(Interface dataset entries)
▬▬▬

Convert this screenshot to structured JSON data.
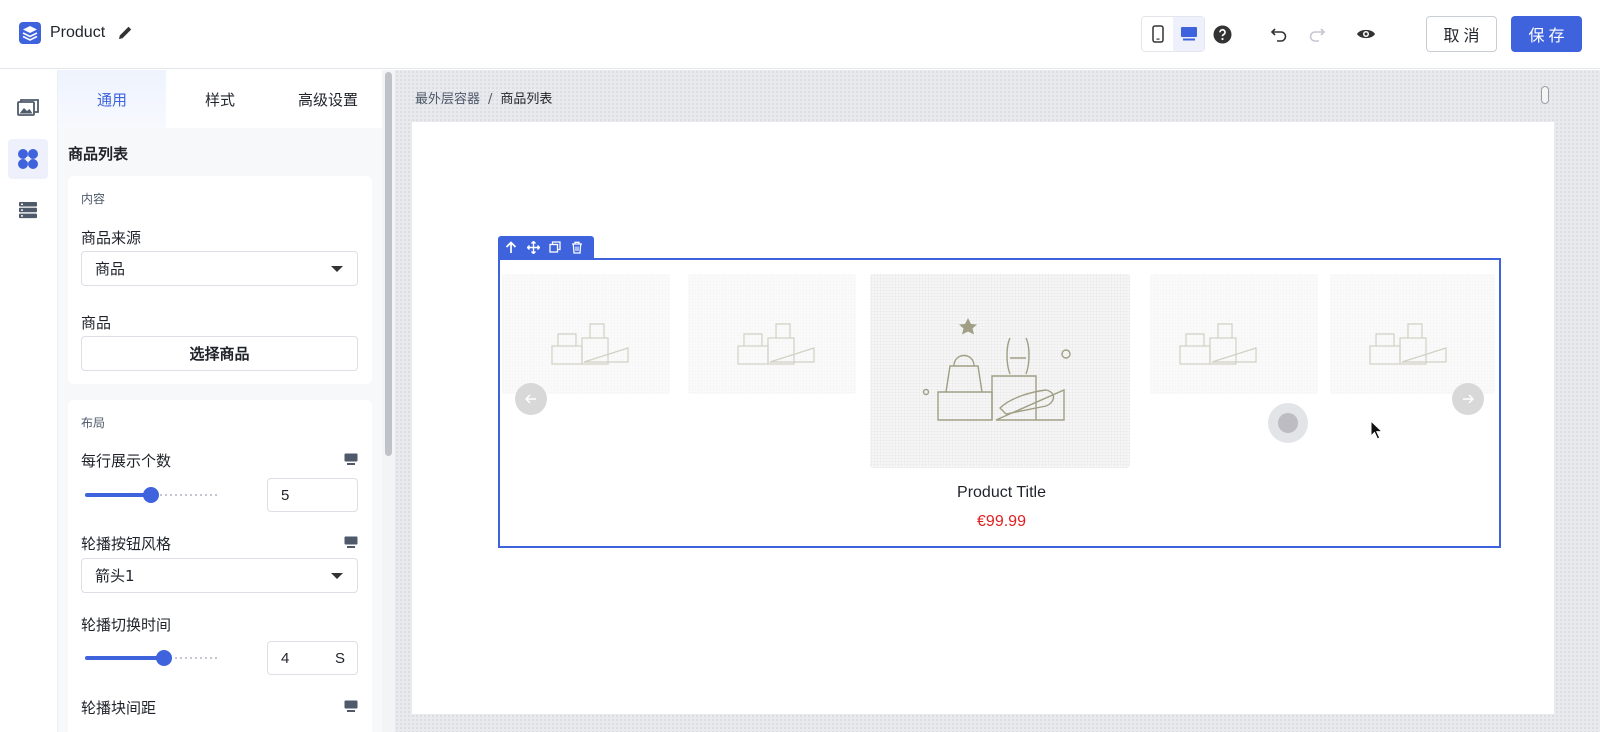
{
  "header": {
    "title": "Product",
    "cancel_label": "取消",
    "save_label": "保存"
  },
  "panel": {
    "tabs": [
      {
        "label": "通用",
        "active": true
      },
      {
        "label": "样式",
        "active": false
      },
      {
        "label": "高级设置",
        "active": false
      }
    ],
    "title": "商品列表",
    "content_card": {
      "heading": "内容",
      "source_label": "商品来源",
      "source_value": "商品",
      "product_label": "商品",
      "select_button": "选择商品"
    },
    "layout_card": {
      "heading": "布局",
      "per_row_label": "每行展示个数",
      "per_row_value": "5",
      "per_row_fraction": 0.5,
      "button_style_label": "轮播按钮风格",
      "button_style_value": "箭头1",
      "interval_label": "轮播切换时间",
      "interval_value": "4",
      "interval_unit": "S",
      "interval_fraction": 0.6,
      "spacing_label": "轮播块间距"
    }
  },
  "canvas": {
    "breadcrumb": {
      "root": "最外层容器",
      "separator": "/",
      "current": "商品列表"
    },
    "product": {
      "title": "Product Title",
      "price": "€99.99"
    }
  },
  "colors": {
    "accent": "#3e63dd",
    "price": "#e02020"
  }
}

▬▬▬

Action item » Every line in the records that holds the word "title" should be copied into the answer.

Answer section »
    "title": "Product",
    "title": "商品列表",
      "title": "Product Title",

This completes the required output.